Due to its critical and box-office success there were strong rumors that Blomkamp follow-up project would be a sequel to ‘Distric 9’, however he decided instead to create a new post-apocalyptical world in ‘Elysium’.
With ‘Only God Forgives’, Nicolas Winding Refn’s new feature, opening nationwide in the UK today, we turn our attention to the colours of on of our most favourite films ‘Drive’.
It is impossible to create a Colourist Hall of Fame without talking about Stephen Nakamura from Company 3, one of the pioneers of DI colour grading. Since early 2000s Nakamura has worked with many iconic directors and DPs such as Martin Scorsese and Michael Ballhaus (The Departed), Quentin Tarantino and Robert Richardson (Kill Bill: Vol. 1, Kill Bill: Vol 2), and Steven Spielberg and Janusz Kaminski (The Terminal) as well as Ridley Scott (Robin Hood, Prometheus).
Rencently Nakamura wrote at length about the experience of grading ‘Prometheus’ on Creativecow’s website. Amongst some of the challenges described by him was creating different grades for each deliverable (six in total).
Shot over the summer of 2012, ‘Wayland’s Song’ is an indie feature film about a man who goes on a dramatic journey looking for his daughter upon returning from Afghanistan. The movie was written and directed by Richard Jobson best known for his time as lead singer of the punk rock band The Skids and later for his modelling work.
‘The Maid’ is coming-of-age drama written and directed by Paul Emmanuel about Jack, a troubled and lonely young man, who falls in love with Maria, his estranged father’s beautiful and mysterious French maid.

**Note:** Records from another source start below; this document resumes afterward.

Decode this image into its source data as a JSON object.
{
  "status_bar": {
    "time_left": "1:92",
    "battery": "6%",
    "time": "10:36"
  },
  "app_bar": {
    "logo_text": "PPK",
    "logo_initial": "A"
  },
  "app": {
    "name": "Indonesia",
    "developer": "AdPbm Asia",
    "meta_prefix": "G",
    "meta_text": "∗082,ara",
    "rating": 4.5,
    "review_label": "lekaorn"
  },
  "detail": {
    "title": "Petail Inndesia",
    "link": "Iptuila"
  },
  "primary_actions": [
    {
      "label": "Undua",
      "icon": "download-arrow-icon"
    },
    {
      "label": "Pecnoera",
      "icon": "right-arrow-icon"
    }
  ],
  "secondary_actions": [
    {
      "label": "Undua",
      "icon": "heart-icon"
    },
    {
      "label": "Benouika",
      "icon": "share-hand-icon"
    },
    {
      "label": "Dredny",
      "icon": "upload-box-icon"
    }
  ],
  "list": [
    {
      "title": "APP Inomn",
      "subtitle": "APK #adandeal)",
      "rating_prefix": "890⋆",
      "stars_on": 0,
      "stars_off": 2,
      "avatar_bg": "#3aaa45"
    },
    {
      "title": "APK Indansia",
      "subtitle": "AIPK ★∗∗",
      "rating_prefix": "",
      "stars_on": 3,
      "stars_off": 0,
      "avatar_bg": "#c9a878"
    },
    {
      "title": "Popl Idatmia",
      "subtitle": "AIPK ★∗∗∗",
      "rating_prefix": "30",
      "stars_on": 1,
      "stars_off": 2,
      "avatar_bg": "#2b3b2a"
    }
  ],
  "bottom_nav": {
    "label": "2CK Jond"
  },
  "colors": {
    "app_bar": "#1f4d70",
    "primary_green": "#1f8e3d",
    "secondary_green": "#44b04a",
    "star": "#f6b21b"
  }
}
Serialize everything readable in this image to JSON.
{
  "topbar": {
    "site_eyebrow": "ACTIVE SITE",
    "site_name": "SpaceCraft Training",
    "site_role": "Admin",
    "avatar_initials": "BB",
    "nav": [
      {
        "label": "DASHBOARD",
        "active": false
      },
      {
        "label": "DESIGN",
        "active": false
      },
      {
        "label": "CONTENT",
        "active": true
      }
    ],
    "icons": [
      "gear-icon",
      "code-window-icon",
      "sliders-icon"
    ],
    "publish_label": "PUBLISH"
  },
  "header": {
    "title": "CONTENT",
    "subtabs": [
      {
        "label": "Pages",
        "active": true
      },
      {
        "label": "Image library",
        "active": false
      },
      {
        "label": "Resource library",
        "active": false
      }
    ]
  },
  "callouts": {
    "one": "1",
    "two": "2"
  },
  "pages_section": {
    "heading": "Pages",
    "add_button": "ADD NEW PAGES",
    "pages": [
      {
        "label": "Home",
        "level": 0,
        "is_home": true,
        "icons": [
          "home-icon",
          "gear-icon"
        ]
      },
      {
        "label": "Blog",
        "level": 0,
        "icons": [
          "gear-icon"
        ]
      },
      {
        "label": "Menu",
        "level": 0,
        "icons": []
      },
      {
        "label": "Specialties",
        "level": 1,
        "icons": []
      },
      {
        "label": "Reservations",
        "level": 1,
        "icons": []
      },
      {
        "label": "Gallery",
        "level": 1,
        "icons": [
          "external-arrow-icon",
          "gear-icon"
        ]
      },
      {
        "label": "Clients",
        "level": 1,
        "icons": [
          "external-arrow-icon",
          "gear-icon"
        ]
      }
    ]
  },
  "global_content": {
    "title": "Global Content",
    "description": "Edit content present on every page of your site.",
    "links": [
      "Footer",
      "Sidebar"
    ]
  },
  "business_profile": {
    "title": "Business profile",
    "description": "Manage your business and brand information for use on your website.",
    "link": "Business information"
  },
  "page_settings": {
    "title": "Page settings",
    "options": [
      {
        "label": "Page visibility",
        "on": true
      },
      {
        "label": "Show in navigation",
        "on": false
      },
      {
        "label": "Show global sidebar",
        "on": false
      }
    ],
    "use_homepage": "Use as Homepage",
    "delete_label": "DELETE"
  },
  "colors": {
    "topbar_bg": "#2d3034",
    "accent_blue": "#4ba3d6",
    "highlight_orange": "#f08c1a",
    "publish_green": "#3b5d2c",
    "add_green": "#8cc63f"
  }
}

The film is expected to be released in 2013 and Mytherapy has been working close with the director and producers grading and finishing the film, editing and mastering the trailer and designing the poster.